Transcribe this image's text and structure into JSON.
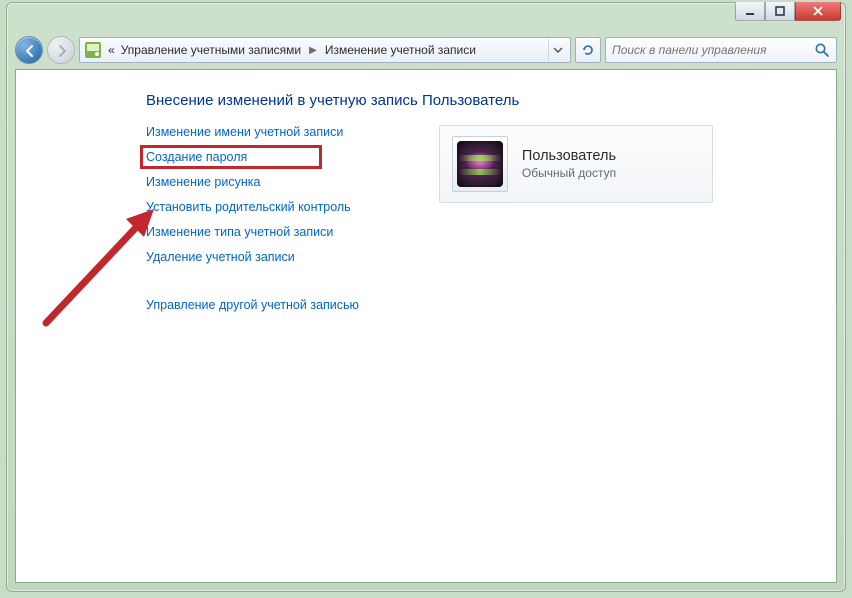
{
  "breadcrumb": {
    "level1_prefix": "«",
    "level1": "Управление учетными записями",
    "level2": "Изменение учетной записи"
  },
  "search": {
    "placeholder": "Поиск в панели управления"
  },
  "page": {
    "heading": "Внесение изменений в учетную запись Пользователь"
  },
  "links": {
    "change_name": "Изменение имени учетной записи",
    "create_password": "Создание пароля",
    "change_picture": "Изменение рисунка",
    "parental_controls": "Установить родительский контроль",
    "change_type": "Изменение типа учетной записи",
    "delete_account": "Удаление учетной записи",
    "manage_other": "Управление другой учетной записью"
  },
  "user": {
    "name": "Пользователь",
    "type": "Обычный доступ"
  },
  "icons": {
    "back": "◄",
    "forward": "►"
  }
}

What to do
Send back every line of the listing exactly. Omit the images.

Response
Transcribe this image's text and structure into JSON.
{
  "breadcrumb": {
    "level1_prefix": "«",
    "level1": "Управление учетными записями",
    "level2": "Изменение учетной записи"
  },
  "search": {
    "placeholder": "Поиск в панели управления"
  },
  "page": {
    "heading": "Внесение изменений в учетную запись Пользователь"
  },
  "links": {
    "change_name": "Изменение имени учетной записи",
    "create_password": "Создание пароля",
    "change_picture": "Изменение рисунка",
    "parental_controls": "Установить родительский контроль",
    "change_type": "Изменение типа учетной записи",
    "delete_account": "Удаление учетной записи",
    "manage_other": "Управление другой учетной записью"
  },
  "user": {
    "name": "Пользователь",
    "type": "Обычный доступ"
  },
  "icons": {
    "back": "◄",
    "forward": "►"
  }
}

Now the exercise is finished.